It’s a long way from southeast Queensland’s Queen Mary Falls to South Australia’s Coorong, but any water that tumbles over the picturesque drop will one day reach the sea at the mouth of the Murray River.
The falls on Spring Creek near Killarney flow into the Condamine River, part of the headwaters of Australia’s longest river system, the Murray Darling. From there, the river flows northwest across the Darling Downs to join the Balonne River near Surat, which in turn joins the Maranoa River near St George. It then flows southwest to join the Darling River near Bourke and on to the Murray River at Wentworth.
A visit to Queen Mary Falls and the Condamine Gorge makes for a fun and interesting dirty weekend, especially if you have kids aboard. The drive through the gorge involves crossing the river thirteen times and while most of the fords are usually quite shallow and easy, a couple can be both deep and rough especially after rain. Getting the kids to check the depths at each crossing will keep them entertained along the way.
During the drive there are many opportunities for a creek-side picnic or even a dip, although the water can be chilly! Signs have recently been erected naming all of the crossings, most of which hark back to the days when bullockies hauled logs of rainforest timber from The Head sawmill to Killarney.
In its heyday around the early 1900s, The Head was a bustling community of sixty families and the track through the gorge was their link with Killarney and the outside world. Travelling through the gorge today in a modern 4WD, access is easy but the bullockies faced dangers at every crossing. Evans Crossing remembers a man who drowned there, while Mawhirts Crossing was named after a man whose leg was broken and horse killed after being struck by a tree while attempting the ford. Long Crossing was so named because a team of bullocks could all line up and drink without squabbling. Other crossings such as Heywards, Reis, Watsons and Daggs honour local identities from the timber days.
Scenery in the gorge is dramatic with rugged rocky bluffs towering overhead and pockets of lush rainforest filling the numerous side gullies. Above the gorge the road winds along the top of the plateau through cleared grazing country and pockets of dense green jungle. Carr’s Lookout affords sweeping views towards the Scenic Rim peaks of Mt Superbus (at 1380m southern Queensland’s highest peak), Wilson’s Peak and Mt Barney. On a clear day the Mt Tamborine escarpment is visible.

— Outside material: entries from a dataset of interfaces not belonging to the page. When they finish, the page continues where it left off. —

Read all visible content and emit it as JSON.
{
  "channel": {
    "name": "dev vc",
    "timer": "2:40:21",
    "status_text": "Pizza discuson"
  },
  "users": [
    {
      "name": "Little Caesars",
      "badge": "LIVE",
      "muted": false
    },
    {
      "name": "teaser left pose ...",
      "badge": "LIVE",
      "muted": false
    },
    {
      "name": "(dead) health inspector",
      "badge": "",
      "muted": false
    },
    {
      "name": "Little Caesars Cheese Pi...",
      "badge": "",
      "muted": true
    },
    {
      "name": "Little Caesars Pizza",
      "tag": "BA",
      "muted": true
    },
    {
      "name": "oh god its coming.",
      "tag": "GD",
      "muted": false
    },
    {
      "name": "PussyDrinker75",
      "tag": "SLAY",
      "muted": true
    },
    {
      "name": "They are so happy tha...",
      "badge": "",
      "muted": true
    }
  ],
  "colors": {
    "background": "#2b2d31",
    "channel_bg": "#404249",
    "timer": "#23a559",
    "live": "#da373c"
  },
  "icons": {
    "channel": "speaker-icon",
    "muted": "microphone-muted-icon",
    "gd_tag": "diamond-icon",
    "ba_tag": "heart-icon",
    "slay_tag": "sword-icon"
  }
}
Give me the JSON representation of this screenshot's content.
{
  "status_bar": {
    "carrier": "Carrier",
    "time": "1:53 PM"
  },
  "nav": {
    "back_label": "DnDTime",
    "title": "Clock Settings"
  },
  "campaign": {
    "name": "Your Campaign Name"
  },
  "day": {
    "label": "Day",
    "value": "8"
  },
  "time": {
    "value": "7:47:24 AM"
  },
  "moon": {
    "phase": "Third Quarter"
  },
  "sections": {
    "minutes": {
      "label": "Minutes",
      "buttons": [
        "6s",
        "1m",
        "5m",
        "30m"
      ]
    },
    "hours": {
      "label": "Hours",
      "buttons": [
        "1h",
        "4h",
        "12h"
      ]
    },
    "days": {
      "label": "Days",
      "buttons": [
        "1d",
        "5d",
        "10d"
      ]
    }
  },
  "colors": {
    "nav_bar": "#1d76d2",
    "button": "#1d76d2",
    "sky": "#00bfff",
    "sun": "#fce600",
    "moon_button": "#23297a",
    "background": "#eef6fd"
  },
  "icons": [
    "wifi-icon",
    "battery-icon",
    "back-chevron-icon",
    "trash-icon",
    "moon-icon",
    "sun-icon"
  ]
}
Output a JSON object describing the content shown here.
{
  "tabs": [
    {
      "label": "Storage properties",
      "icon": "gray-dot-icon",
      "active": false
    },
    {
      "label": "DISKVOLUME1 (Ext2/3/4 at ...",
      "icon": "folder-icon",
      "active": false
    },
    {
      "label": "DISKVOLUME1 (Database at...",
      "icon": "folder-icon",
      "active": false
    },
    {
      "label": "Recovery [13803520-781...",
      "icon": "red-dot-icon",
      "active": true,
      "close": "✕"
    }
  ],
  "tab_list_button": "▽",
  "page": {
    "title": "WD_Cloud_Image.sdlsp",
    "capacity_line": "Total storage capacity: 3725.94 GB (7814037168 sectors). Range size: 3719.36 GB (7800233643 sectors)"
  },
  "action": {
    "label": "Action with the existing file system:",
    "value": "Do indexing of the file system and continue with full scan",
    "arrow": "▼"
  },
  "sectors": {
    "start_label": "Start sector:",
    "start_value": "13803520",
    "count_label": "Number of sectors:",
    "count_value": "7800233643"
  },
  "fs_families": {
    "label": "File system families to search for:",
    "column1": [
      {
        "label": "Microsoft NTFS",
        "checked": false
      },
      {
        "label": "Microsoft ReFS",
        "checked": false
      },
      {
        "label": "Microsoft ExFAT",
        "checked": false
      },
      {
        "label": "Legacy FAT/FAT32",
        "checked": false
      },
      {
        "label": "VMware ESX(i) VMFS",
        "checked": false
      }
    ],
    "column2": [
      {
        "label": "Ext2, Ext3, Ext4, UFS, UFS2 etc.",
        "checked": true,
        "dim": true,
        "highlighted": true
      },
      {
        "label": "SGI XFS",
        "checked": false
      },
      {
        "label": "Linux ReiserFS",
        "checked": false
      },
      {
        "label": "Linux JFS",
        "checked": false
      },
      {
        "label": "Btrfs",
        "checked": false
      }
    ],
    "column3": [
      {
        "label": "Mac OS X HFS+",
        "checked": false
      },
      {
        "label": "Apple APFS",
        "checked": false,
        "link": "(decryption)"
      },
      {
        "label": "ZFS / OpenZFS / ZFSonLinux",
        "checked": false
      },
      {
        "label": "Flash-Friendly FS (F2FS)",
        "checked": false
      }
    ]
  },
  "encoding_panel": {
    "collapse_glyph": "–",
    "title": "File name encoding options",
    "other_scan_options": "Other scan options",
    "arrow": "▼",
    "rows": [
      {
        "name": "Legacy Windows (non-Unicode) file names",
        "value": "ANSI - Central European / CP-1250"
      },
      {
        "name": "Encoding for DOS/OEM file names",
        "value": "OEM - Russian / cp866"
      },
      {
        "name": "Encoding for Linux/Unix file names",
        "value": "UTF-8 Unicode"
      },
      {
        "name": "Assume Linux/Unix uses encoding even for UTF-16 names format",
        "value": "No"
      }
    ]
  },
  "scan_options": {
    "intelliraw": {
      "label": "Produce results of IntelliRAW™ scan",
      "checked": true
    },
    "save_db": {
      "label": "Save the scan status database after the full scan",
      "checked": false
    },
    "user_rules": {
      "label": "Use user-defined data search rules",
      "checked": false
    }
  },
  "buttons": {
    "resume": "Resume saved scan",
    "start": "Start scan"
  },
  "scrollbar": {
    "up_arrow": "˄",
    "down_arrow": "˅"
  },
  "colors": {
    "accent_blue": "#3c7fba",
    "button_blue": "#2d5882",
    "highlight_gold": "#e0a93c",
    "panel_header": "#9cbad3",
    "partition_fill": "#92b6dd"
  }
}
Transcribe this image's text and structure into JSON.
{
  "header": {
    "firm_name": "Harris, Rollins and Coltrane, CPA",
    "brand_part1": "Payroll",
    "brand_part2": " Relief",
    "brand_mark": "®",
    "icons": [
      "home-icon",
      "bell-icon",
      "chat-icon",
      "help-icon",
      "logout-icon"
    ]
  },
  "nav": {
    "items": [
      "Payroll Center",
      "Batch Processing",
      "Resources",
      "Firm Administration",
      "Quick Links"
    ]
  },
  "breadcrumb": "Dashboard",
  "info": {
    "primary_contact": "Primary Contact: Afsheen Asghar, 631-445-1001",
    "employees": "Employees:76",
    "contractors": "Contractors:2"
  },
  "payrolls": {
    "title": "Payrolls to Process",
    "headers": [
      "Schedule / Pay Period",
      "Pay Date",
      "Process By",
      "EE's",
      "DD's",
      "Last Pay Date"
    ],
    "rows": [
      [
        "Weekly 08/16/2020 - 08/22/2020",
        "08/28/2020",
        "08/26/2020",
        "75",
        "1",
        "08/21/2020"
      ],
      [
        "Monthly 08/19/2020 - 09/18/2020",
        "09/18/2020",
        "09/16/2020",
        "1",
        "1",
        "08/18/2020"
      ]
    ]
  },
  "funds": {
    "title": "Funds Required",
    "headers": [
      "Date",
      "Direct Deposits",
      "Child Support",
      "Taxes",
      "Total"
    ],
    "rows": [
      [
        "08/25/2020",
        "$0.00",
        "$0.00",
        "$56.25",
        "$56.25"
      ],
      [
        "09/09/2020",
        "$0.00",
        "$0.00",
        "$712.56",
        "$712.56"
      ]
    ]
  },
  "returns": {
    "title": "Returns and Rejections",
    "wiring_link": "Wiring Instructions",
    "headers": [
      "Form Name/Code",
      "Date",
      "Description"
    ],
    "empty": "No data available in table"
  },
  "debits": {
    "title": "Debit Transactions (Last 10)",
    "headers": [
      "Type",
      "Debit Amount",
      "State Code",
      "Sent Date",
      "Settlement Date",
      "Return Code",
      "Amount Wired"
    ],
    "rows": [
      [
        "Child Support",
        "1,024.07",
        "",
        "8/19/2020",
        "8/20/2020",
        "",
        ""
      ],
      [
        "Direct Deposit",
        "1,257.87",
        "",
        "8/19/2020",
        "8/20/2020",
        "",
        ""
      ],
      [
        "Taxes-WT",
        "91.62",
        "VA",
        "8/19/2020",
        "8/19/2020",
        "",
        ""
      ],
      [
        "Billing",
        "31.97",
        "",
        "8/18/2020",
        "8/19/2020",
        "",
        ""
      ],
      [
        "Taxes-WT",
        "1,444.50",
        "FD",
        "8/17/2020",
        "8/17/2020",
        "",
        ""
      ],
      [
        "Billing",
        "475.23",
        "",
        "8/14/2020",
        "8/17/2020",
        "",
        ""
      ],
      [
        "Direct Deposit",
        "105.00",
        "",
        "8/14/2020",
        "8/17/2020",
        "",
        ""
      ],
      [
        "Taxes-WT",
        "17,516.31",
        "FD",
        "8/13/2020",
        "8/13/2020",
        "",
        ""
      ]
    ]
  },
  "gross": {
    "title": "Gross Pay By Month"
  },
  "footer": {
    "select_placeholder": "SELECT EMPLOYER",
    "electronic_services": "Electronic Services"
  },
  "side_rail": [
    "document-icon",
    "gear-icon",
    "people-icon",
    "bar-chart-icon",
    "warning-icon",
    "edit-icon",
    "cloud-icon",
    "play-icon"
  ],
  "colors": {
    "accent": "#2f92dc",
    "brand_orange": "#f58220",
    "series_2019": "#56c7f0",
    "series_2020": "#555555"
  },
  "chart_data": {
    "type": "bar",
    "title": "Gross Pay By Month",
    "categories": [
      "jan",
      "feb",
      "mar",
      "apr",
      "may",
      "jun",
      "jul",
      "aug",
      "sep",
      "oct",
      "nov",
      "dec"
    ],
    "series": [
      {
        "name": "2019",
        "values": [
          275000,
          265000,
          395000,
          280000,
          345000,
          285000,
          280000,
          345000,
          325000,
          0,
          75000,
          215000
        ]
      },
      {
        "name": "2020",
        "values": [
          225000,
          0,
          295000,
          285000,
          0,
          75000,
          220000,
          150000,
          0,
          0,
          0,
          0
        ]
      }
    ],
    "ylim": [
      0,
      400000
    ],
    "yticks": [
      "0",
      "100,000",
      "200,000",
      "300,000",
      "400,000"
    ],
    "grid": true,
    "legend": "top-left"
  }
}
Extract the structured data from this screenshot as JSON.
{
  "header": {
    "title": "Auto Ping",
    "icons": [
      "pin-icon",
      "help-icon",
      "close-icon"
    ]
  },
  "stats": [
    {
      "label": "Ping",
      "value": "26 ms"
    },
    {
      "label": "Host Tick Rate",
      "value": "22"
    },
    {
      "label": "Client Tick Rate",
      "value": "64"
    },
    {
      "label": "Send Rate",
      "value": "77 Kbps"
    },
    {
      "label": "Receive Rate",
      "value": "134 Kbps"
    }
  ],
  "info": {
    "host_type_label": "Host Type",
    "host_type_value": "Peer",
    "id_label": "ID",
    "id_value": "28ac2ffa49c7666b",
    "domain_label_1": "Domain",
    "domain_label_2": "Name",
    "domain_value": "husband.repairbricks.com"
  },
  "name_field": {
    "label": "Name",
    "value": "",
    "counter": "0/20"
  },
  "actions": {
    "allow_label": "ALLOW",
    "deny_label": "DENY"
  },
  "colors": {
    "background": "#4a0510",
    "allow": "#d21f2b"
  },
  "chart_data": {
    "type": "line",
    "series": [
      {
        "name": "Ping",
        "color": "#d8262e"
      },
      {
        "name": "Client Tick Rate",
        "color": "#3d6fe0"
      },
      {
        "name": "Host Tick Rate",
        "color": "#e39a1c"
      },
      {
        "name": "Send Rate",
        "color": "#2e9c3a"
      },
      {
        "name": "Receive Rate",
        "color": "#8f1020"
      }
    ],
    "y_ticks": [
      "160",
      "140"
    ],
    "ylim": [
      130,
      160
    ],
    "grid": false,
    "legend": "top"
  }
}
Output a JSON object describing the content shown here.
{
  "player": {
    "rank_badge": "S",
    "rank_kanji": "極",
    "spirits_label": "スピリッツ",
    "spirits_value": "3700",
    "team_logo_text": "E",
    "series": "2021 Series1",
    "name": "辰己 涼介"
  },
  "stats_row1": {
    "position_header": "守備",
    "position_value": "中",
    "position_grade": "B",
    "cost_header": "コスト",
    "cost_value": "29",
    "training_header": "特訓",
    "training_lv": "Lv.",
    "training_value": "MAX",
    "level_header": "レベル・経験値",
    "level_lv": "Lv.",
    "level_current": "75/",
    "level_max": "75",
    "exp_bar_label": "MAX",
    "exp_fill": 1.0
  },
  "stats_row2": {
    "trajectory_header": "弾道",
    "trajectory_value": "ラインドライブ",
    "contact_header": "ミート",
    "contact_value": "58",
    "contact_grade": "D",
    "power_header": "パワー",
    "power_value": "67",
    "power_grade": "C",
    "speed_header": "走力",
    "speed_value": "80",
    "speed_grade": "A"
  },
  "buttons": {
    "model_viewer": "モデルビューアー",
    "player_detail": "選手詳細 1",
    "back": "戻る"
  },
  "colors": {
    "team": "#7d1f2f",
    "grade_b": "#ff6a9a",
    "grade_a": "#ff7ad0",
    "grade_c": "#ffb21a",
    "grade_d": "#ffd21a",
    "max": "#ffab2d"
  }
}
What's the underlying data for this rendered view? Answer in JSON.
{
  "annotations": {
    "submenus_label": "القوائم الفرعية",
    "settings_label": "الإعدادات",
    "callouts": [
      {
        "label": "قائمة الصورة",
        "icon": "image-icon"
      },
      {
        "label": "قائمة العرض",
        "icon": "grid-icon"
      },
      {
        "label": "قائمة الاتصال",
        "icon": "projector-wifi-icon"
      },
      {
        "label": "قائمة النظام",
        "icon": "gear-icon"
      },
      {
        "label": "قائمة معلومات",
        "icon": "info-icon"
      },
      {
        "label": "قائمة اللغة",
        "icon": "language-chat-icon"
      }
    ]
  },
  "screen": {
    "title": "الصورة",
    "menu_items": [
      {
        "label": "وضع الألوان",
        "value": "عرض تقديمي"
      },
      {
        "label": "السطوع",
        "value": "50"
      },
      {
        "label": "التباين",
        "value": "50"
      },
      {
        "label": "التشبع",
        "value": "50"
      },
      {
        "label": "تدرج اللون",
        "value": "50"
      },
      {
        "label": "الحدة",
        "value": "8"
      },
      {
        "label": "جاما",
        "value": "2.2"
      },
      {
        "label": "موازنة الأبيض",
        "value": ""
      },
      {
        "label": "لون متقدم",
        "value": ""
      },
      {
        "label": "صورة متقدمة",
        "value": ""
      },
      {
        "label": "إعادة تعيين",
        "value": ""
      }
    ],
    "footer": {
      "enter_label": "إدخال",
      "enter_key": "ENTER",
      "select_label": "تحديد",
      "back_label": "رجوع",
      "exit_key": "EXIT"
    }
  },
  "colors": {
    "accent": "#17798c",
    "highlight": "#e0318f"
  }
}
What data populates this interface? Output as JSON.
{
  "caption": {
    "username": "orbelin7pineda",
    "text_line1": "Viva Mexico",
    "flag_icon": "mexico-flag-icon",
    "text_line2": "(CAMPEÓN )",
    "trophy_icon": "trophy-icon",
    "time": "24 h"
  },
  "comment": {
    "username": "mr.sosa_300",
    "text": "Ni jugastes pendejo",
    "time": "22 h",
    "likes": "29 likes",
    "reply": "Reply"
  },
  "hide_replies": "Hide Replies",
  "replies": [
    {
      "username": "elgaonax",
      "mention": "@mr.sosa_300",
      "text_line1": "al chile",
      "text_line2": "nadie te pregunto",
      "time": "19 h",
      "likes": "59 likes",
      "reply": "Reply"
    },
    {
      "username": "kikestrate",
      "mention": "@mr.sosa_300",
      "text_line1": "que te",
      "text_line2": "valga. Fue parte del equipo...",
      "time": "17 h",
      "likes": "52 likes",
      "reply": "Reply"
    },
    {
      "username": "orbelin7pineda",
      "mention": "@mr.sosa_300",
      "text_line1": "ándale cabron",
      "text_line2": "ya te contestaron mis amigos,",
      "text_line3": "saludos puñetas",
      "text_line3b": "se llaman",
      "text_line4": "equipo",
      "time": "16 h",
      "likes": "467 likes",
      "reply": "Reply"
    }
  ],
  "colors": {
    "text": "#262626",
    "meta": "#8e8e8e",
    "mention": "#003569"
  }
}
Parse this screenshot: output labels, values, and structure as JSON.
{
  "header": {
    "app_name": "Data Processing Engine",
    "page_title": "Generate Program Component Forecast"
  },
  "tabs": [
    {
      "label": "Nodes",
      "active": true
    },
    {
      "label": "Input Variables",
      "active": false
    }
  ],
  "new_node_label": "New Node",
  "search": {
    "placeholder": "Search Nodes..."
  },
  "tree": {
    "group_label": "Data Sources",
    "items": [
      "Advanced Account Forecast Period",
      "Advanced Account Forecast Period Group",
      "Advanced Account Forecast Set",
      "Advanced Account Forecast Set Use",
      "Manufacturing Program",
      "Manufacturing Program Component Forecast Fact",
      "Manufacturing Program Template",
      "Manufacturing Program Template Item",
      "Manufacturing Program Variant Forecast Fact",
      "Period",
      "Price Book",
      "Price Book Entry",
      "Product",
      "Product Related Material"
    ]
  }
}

Camping, not permitted in the gorge, is available atop the plateau at Queen Mary Falls Caravan Park, (07) 4664 7151. There are also cabins and a kiosk/café and, just across the road, the National Park picnic area with walking tracks leading to Queen Mary Falls lookout or the base of the falls. Down the road beside Carr’s Lookout, Spring Creek Mountain Café & Cottages, (07) 4664 7101, offers fine food, classy new cabins and fabulous views. If you wish to stay in the gorge, choose from Adjinbilly Rainforest Retreat Cabins (07) 4664 1599 or Oaklea B&B (07) 4664 7161.
All the details on a trip to Queen Mary Falls and through the Condamine Gorge can be found in the 4th edition of Dirty Weekends in South East Queensland.Reads: 2740